Assignment — In the data below, find every line with the word "JSON" and copy it out.
** Opening Extracted information block **
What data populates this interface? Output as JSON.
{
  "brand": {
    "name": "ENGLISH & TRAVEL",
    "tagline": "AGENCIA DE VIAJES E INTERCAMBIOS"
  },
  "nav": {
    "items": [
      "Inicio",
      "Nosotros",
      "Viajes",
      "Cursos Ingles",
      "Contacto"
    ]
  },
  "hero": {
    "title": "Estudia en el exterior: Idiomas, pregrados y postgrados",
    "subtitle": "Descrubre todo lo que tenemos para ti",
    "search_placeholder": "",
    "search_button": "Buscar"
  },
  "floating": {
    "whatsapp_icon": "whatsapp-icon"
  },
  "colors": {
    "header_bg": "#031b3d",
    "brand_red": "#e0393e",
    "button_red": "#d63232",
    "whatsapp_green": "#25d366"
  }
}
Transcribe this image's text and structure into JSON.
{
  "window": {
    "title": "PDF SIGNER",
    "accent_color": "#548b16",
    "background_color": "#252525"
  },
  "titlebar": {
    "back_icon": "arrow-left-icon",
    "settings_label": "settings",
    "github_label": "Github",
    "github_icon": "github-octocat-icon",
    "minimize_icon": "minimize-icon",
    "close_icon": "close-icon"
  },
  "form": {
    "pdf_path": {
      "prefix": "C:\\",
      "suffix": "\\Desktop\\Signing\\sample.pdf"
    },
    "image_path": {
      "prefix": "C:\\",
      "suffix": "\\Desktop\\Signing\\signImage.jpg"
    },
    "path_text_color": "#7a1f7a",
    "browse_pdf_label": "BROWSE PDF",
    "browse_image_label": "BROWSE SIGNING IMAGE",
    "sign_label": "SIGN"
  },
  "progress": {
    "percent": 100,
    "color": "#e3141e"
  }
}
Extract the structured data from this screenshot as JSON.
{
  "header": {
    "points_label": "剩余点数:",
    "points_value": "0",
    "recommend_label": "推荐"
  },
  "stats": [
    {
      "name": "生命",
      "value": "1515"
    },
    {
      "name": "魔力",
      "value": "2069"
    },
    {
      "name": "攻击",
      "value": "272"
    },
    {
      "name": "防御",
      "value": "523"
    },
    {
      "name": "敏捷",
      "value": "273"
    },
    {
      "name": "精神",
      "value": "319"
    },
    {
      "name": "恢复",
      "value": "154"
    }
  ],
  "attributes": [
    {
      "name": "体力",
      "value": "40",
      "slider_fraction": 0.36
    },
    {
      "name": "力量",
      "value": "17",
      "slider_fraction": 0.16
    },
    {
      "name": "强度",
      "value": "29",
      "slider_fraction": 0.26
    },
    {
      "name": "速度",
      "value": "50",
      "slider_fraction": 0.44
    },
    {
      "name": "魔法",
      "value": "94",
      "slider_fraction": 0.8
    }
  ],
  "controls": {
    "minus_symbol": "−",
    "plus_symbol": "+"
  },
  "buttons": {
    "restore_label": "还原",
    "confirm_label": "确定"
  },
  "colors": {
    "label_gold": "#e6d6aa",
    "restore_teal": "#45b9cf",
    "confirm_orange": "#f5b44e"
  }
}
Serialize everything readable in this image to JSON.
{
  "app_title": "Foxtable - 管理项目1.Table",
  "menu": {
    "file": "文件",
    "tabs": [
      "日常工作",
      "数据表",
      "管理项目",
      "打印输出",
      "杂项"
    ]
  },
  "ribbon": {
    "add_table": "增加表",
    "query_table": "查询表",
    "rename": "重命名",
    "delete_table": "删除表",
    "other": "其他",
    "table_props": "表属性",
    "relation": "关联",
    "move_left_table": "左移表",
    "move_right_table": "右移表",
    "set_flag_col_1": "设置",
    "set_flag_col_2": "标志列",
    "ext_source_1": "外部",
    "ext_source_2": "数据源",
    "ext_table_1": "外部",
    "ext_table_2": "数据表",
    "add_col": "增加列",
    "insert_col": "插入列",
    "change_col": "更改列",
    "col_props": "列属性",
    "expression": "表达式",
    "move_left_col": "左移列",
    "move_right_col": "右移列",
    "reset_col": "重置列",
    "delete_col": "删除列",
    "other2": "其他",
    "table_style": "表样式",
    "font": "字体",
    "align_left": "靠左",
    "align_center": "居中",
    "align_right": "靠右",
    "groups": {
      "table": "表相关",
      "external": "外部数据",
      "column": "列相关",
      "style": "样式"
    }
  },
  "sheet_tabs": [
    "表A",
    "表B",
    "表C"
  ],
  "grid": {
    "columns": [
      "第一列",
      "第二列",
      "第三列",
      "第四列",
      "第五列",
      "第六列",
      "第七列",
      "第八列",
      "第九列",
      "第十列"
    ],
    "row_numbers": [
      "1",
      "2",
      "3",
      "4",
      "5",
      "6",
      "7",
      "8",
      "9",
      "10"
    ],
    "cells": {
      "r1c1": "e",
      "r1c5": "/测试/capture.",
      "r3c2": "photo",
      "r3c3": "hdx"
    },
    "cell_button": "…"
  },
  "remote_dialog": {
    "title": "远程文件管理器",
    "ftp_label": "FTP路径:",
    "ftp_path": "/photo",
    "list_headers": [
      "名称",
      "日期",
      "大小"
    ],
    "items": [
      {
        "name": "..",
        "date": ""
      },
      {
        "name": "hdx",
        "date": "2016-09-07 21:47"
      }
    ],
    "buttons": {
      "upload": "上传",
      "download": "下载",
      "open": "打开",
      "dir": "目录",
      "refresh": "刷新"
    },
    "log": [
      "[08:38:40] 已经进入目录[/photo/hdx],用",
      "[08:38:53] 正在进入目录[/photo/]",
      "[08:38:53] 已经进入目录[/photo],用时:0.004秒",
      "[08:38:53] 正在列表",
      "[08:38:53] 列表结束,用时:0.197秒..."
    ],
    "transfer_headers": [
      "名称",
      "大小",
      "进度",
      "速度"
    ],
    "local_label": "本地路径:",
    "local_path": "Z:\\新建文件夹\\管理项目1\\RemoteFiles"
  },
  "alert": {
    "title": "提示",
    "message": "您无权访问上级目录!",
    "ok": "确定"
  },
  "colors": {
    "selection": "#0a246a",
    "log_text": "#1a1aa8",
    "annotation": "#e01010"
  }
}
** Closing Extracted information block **
Output below —
What data populates this interface? Output as JSON.
Transcribe this image's text and structure into JSON.
Extract the structured data from this screenshot as JSON.
Serialize everything readable in this image to JSON.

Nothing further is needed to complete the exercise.